The aim of the Directive is to harmonise the definition of "trade secret", the remedies available to trade secret holders in an event of misuse, and the measures which a Court can take to prevent disclosure of trade secrets during legal proceedings. The Directive will not impact restrictive covenants or whistleblowers where the disclosure of a trade secret serves the public interest.
Notably, the Directive provides a long-awaited definition of a trade secret, being information which:
- is secret in the sense that it is not generally known among or readily accessible to persons within the circles that would normally deal with the kind of information in question;
- has commercial value because it is a secret; and
- has been subject to reasonable steps under the circumstances, by the person lawfully in control of the information, to keep it a secret.
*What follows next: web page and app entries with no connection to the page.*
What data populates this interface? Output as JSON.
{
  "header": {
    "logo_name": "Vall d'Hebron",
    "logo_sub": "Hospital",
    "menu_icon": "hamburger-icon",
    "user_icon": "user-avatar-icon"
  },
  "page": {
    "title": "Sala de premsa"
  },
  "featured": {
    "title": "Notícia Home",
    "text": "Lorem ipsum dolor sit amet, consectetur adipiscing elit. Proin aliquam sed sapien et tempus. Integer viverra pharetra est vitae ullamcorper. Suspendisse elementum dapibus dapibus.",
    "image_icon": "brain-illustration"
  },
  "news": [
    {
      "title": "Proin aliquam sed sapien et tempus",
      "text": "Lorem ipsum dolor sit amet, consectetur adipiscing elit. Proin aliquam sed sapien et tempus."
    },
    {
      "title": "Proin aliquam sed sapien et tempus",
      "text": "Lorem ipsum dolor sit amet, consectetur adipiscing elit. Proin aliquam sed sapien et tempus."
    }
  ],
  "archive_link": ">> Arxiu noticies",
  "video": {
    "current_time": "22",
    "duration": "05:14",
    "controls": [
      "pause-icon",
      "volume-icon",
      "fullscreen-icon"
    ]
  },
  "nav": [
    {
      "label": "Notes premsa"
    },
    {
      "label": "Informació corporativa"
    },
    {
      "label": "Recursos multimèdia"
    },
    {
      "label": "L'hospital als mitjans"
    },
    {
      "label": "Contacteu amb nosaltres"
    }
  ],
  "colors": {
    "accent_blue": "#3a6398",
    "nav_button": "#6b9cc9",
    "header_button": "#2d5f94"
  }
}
Once published in the Official Journal of the EU, Member States will have two years in which to incorporate the Directive into domestic law.
The Directive will be of particular significance if you or your business possess trade secrets or has access to the trade secrets of others and you should seek legal advice as to how to ensure you are adequately protected in this regard. As is the case with all EU legislation, there is now an element of business uncertainty as to whether there will be a divergence in approach post-‘Brexit’ between the UK and the rest of Europe; however, Ireland will retain the EU standards.